Repeat: what the enumerators were told
After some questions that came up in a census presentation at last week’s opening session of the New York State Family History Conference in Tarrytown, The Legal Genealogist offers some questions in return:
• What’s an “inmate” on a United States census return?
• Who was listed as the “head of household”?
• What was a “housekeeper”?
• And why in the world isn’t the however-many-great-grandaunt born in May listed on the 1910 census?
This isn’t the first time I’ve posed these questions, and the answers to all of them have driven my research from time to time … and can sometimes drive us all batty.
But they don’t need to slow us down one bit.
Because — as first noted here some time back1 — there’s an easy way to get the answers to all of those questions and many many more.
Read the directions.
In 2002, Jason Gauthier of the U.S. Census Bureau’s Economics and Statistics Administration produced one of the most singularly useful publications a genealogist can ever have in a toolkit.

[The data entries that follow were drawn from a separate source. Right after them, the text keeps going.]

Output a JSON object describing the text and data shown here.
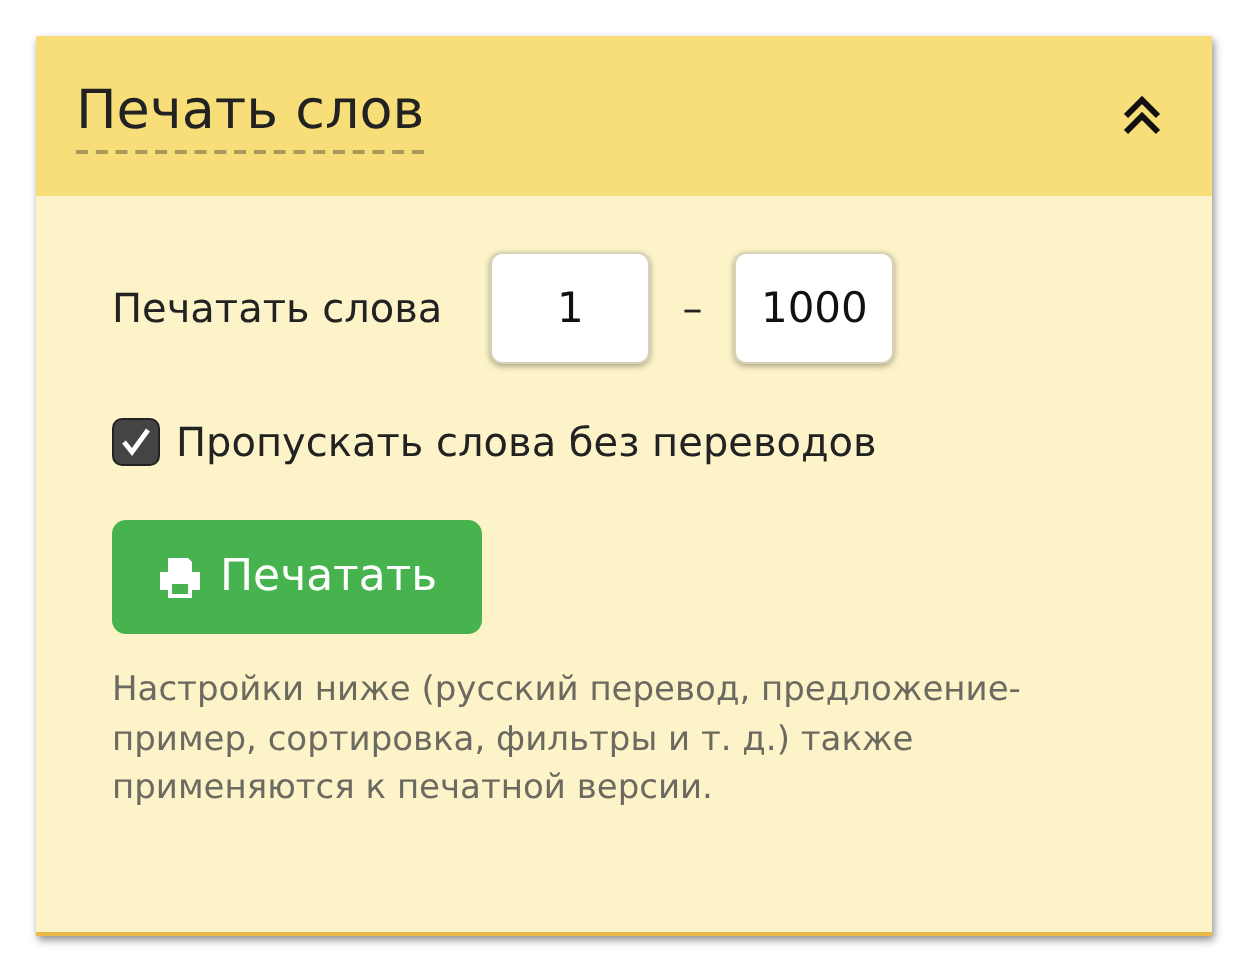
{
  "panel": {
    "title": "Печать слов",
    "expanded": true,
    "range": {
      "label": "Печатать слова",
      "from": "1",
      "separator": "–",
      "to": "1000"
    },
    "skip_untranslated": {
      "label": "Пропускать слова без переводов",
      "checked": true
    },
    "print_button": "Печатать",
    "note": "Настройки ниже (русский перевод, предложение-пример, сортировка, фильтры и т. д.) также применяются к печатной версии."
  }
}
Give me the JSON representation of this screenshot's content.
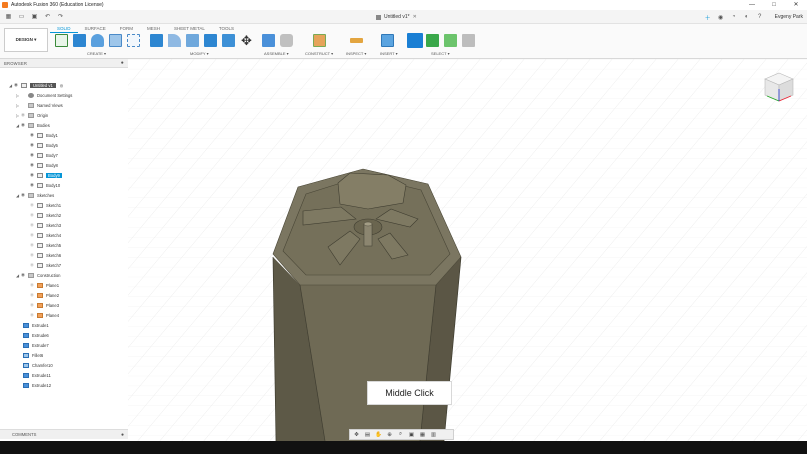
{
  "window": {
    "title": "Autodesk Fusion 360 (Education License)",
    "minimize": "—",
    "maximize": "□",
    "close": "✕"
  },
  "document": {
    "tab_title": "Untitled v1*",
    "tab_close": "✕"
  },
  "account": {
    "user_name": "Evgeny Park"
  },
  "ribbon": {
    "workspace_label": "DESIGN ▾",
    "tabs": [
      "SOLID",
      "SURFACE",
      "FORM",
      "MESH",
      "SHEET METAL",
      "TOOLS"
    ],
    "active_tab": "SOLID",
    "groups": {
      "create": "CREATE ▾",
      "modify": "MODIFY ▾",
      "assemble": "ASSEMBLE ▾",
      "construct": "CONSTRUCT ▾",
      "inspect": "INSPECT ▾",
      "insert": "INSERT ▾",
      "select": "SELECT ▾"
    }
  },
  "browser": {
    "header": "BROWSER",
    "root": "Untitled v1",
    "items": {
      "document_settings": "Document Settings",
      "named_views": "Named Views",
      "origin": "Origin",
      "bodies": "Bodies",
      "body1": "Body1",
      "body5": "Body5",
      "body7": "Body7",
      "body8": "Body8",
      "body9": "Body9",
      "body10": "Body10",
      "sketches": "Sketches",
      "sketch1": "Sketch1",
      "sketch2": "Sketch2",
      "sketch3": "Sketch3",
      "sketch4": "Sketch4",
      "sketch5": "Sketch5",
      "sketch6": "Sketch6",
      "sketch7": "Sketch7",
      "construction": "Construction",
      "plane1": "Plane1",
      "plane2": "Plane2",
      "plane3": "Plane3",
      "plane4": "Plane4",
      "extrude1": "Extrude1",
      "extrude6": "Extrude6",
      "extrude7": "Extrude7",
      "fillet6": "Fillet6",
      "chamfer10": "Chamfer10",
      "extrude11": "Extrude11",
      "extrude12": "Extrude12"
    },
    "selected_item": "Body9"
  },
  "comments": {
    "header": "COMMENTS"
  },
  "viewport": {
    "tooltip": "Middle Click"
  },
  "colors": {
    "accent": "#0696d7",
    "model": "#6f6a55",
    "timeline": "#111111"
  },
  "icons": [
    "apps-grid-icon",
    "file-icon",
    "save-icon",
    "undo-icon",
    "redo-icon",
    "close-icon",
    "add-icon",
    "extensions-icon",
    "job-status-icon",
    "notifications-icon",
    "help-icon",
    "eye-icon",
    "folder-icon",
    "gear-icon",
    "plane-icon",
    "orbit-icon",
    "pan-icon",
    "zoom-icon",
    "display-settings-icon",
    "grid-icon"
  ]
}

It’s available as a downloadable PDF file, directly from the U.S. Census Bureau website, and it’s called Measuring America: The Decennial Census from 1790 to 2000.2
What makes this 148-page document so valuable is that it sets out, in detail, exactly what the census takers were told to do for each and every U.S. census from the first census in 1790 all the way up to the census of 2000.

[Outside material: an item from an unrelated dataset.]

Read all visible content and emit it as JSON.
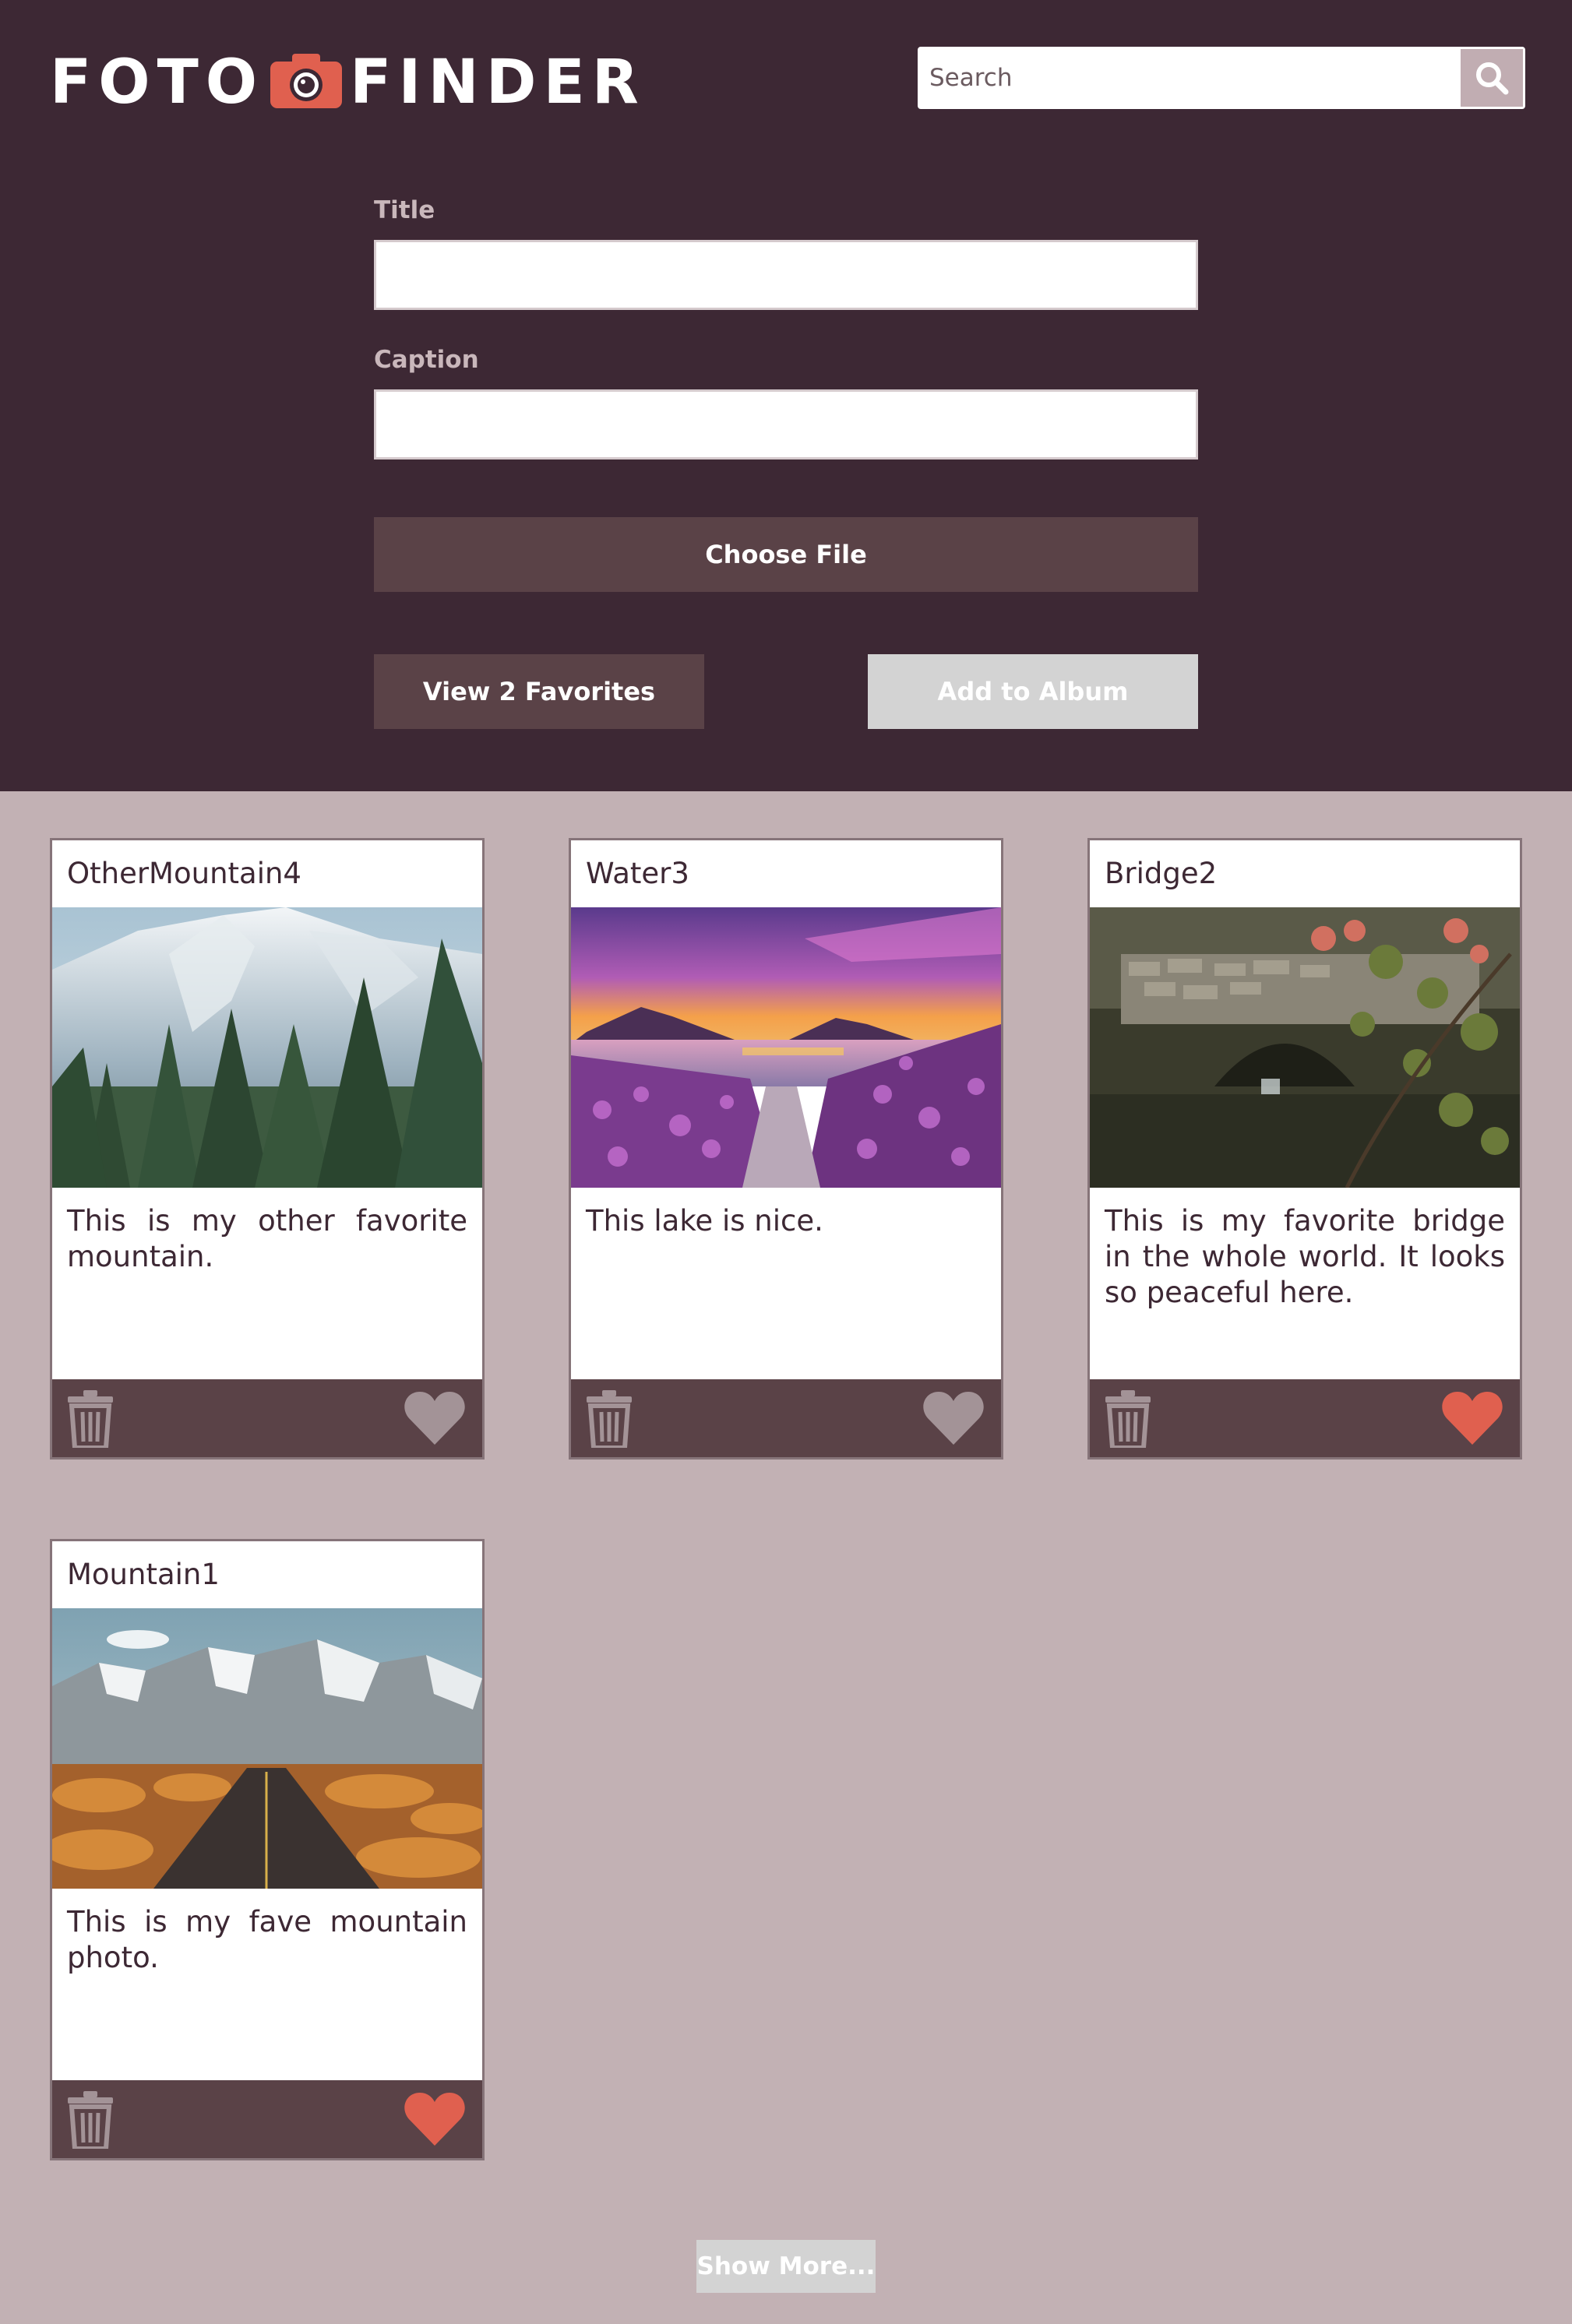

Sure, we all know that the enumerator might not have done what he was supposed to do — but knowing what it was that he was supposed to do is often a real help in understanding the records.
Reading the directions lets us know just what a term like “inmate” meant in the context of the census — because we can read the exact instructions that were given to the census takers. (And, by the way, those instructions changed between 1850 and 1870.)3
It tells us what a housekeeper was in the context of the census.4 And why “Indians not taxed” weren’t included in the enumerations.5 And even why that however-many-great-grandaunt didn’t make it onto the census in 1910. (She was born in May, remember… and the enumeration date was 1 April that year.)6
So there’s no excuse.
Go do it.
Read the directions.
- Judy G. Russell, “Read the directions,” The Legal Genealogist, posted 23 Nov 2015 (https://www.legalgenealogist.com/blog : accessed 13 Sep 2018). ↩
- Jason G. Gauthier, Measuring America: The Decennial Census from 1790 to 2000 (Washington, D.C. : U.S. Department of Commerce, Economics and Statistics Administration, U.S. Census Bureau, 2002); PDF download, U.S. Census Bureau (https://www.census.gov/ : accessed 13 Sep 2018). ↩
- See Judy G. Russell, “Of inmates and families,” The Legal Genealogist, posted 19 Aug 2014 (https://www.legalgenealogist.com/blog : accessed 13 Sep 2018). ↩
- See ibid., “The other housekeeper,” The Legal Genealogist, posted 16 Jan 2015. ↩
- See ibid., “Indians not taxed,” The Legal Genealogist, posted 13 Mar 2015. ↩
- See Gauthier, Measuring America: The Decennial Census from 1790 to 2000, PDF at 112. ↩